Your assignment »
Please copy all of the entries exactly, but drop every picture.

Provided records »
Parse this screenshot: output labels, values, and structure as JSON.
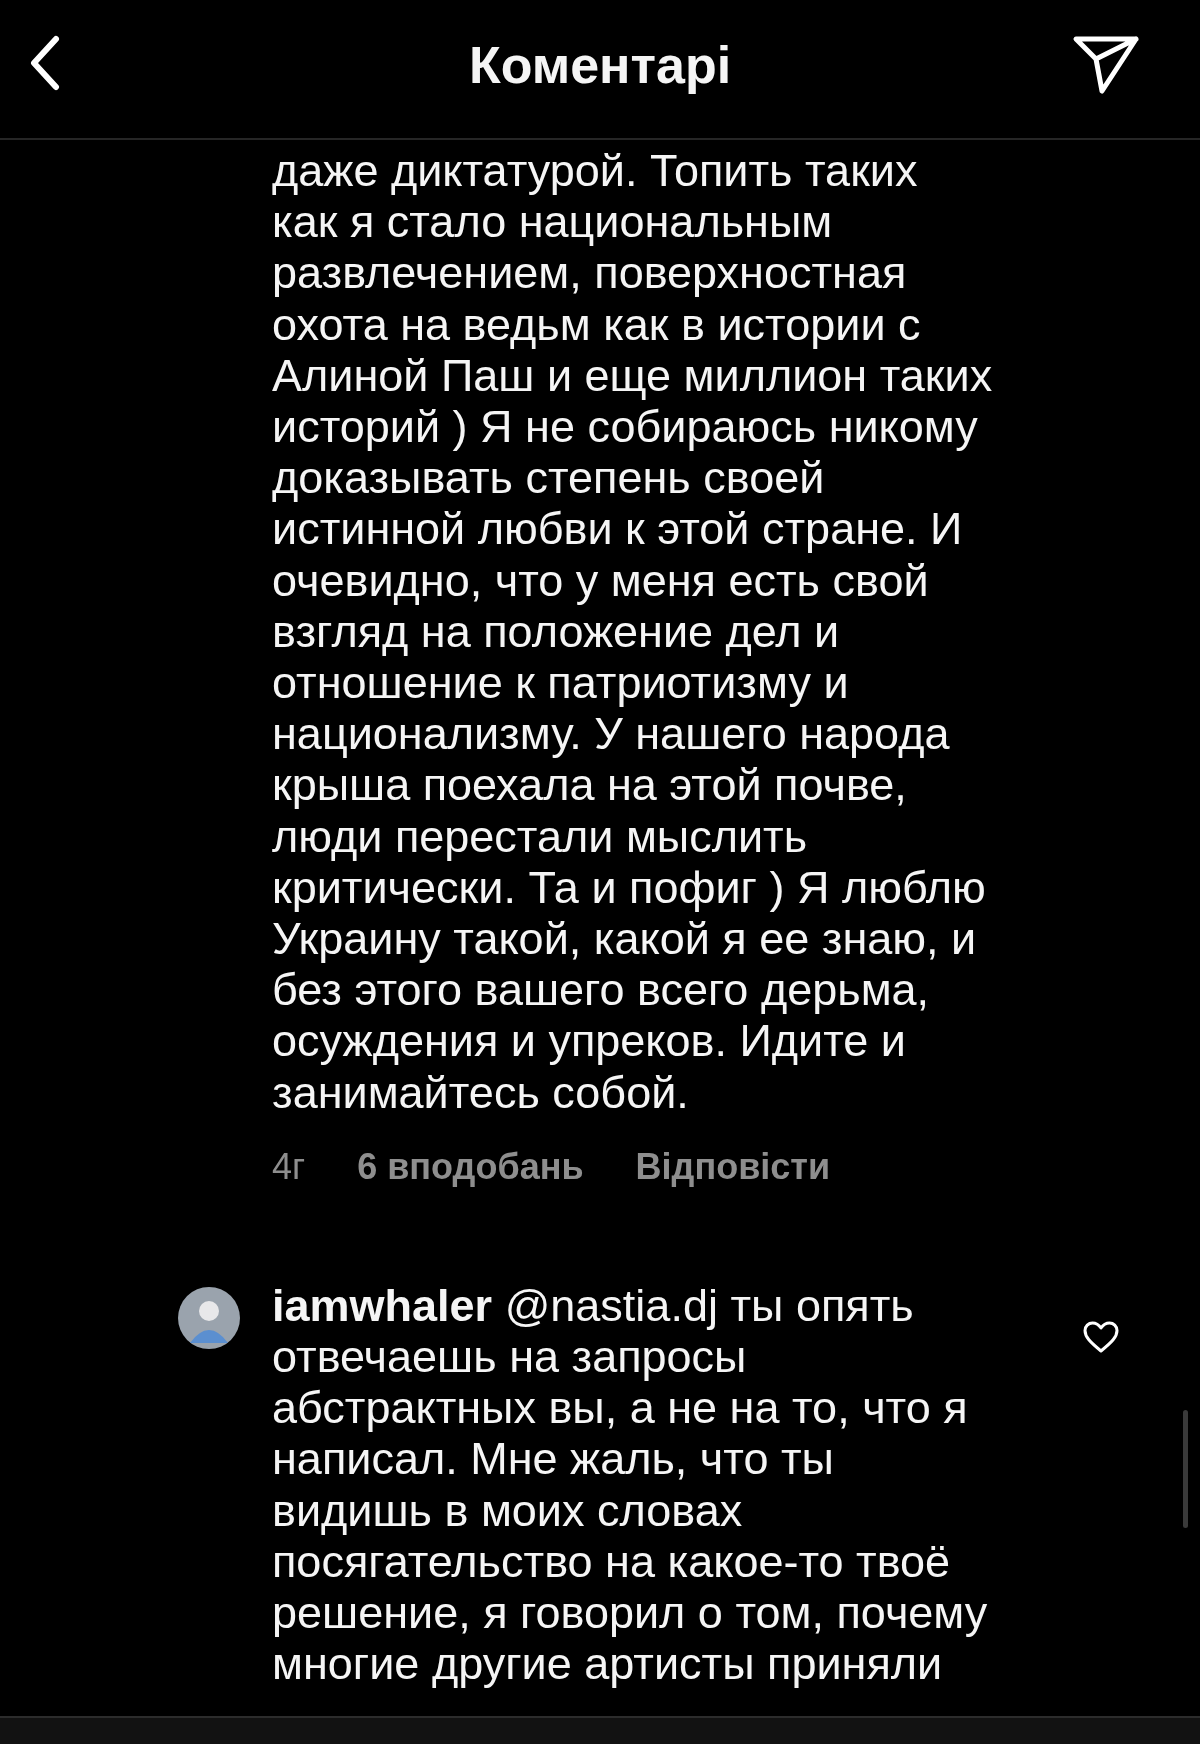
{
  "header": {
    "title": "Коментарі"
  },
  "comments": [
    {
      "lines": [
        "даже диктатурой. Топить таких",
        "как я стало национальным",
        "развлечением, поверхностная",
        "охота на ведьм как в истории с",
        "Алиной Паш и еще миллион таких",
        "историй ) Я не собираюсь никому",
        "доказывать степень своей",
        "истинной любви к  этой стране. И",
        "очевидно, что у меня есть свой",
        "взгляд на положение дел и",
        "отношение к патриотизму и",
        "национализму. У нашего народа",
        "крыша поехала на этой почве,",
        "люди перестали мыслить",
        "критически. Та и пофиг ) Я люблю",
        "Украину такой, какой я ее знаю, и",
        "без этого вашего всего дерьма,",
        "осуждения и упреков. Идите и",
        "занимайтесь собой."
      ],
      "meta": {
        "time": "4г",
        "likes": "6 вподобань",
        "reply": "Відповісти"
      }
    },
    {
      "username": "iamwhaler",
      "mention": "@nastia.dj",
      "lines": [
        "ты опять",
        "отвечаешь на запросы",
        "абстрактных вы, а не на то, что я",
        "написал. Мне жаль, что ты",
        "видишь в моих словах",
        "посягательство на какое-то твоё",
        "решение, я говорил о том, почему",
        "многие другие артисты приняли"
      ],
      "liked": false
    }
  ]
}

Expected output »
Parse this screenshot: output labels, values, and structure as JSON.
{
  "header": {
    "title": "Коментарі"
  },
  "comments": [
    {
      "lines": [
        "даже диктатурой. Топить таких",
        "как я стало национальным",
        "развлечением, поверхностная",
        "охота на ведьм как в истории с",
        "Алиной Паш и еще миллион таких",
        "историй ) Я не собираюсь никому",
        "доказывать степень своей",
        "истинной любви к  этой стране. И",
        "очевидно, что у меня есть свой",
        "взгляд на положение дел и",
        "отношение к патриотизму и",
        "национализму. У нашего народа",
        "крыша поехала на этой почве,",
        "люди перестали мыслить",
        "критически. Та и пофиг ) Я люблю",
        "Украину такой, какой я ее знаю, и",
        "без этого вашего всего дерьма,",
        "осуждения и упреков. Идите и",
        "занимайтесь собой."
      ],
      "meta": {
        "time": "4г",
        "likes": "6 вподобань",
        "reply": "Відповісти"
      }
    },
    {
      "username": "iamwhaler",
      "mention": "@nastia.dj",
      "lines": [
        "ты опять",
        "отвечаешь на запросы",
        "абстрактных вы, а не на то, что я",
        "написал. Мне жаль, что ты",
        "видишь в моих словах",
        "посягательство на какое-то твоё",
        "решение, я говорил о том, почему",
        "многие другие артисты приняли"
      ],
      "liked": false
    }
  ]
}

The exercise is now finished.